Data under study:
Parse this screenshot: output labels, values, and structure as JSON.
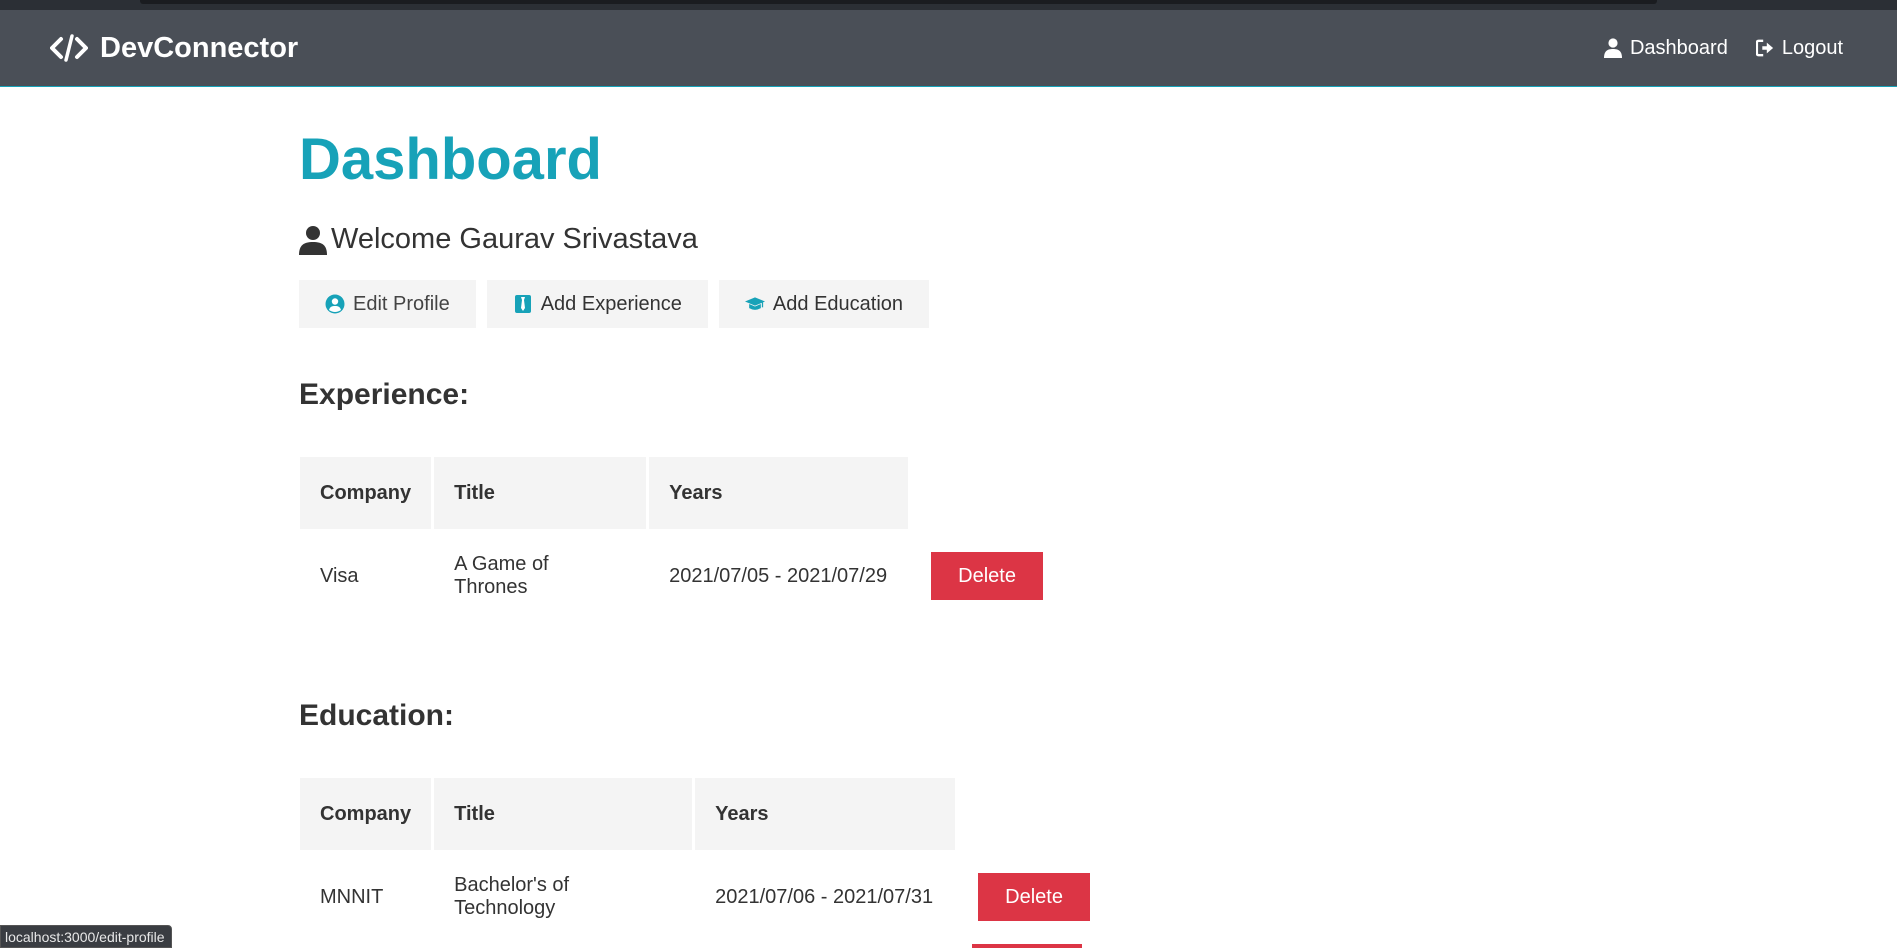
{
  "navbar": {
    "brand": "DevConnector",
    "links": [
      {
        "label": "Dashboard",
        "icon": "user-icon"
      },
      {
        "label": "Logout",
        "icon": "sign-out-icon"
      }
    ]
  },
  "main": {
    "title": "Dashboard",
    "welcome": "Welcome Gaurav Srivastava",
    "buttons": [
      {
        "label": "Edit Profile",
        "icon": "user-circle-icon"
      },
      {
        "label": "Add Experience",
        "icon": "briefcase-icon"
      },
      {
        "label": "Add Education",
        "icon": "graduation-cap-icon"
      }
    ]
  },
  "experience": {
    "heading": "Experience:",
    "columns": [
      "Company",
      "Title",
      "Years"
    ],
    "rows": [
      {
        "company": "Visa",
        "title": "A Game of Thrones",
        "years": "2021/07/05 - 2021/07/29",
        "action": "Delete"
      }
    ]
  },
  "education": {
    "heading": "Education:",
    "columns": [
      "Company",
      "Title",
      "Years"
    ],
    "rows": [
      {
        "company": "MNNIT",
        "title": "Bachelor's of Technology",
        "years": "2021/07/06 - 2021/07/31",
        "action": "Delete"
      }
    ]
  },
  "status_bar": {
    "url": "localhost:3000/edit-profile"
  },
  "colors": {
    "primary": "#17a2b8",
    "dark": "#4a4f57",
    "danger": "#dc3545",
    "light": "#f4f4f4"
  }
}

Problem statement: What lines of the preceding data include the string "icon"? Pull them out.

Output for this exercise:
        "icon": "user-icon"
        "icon": "sign-out-icon"
        "icon": "user-circle-icon"
        "icon": "briefcase-icon"
        "icon": "graduation-cap-icon"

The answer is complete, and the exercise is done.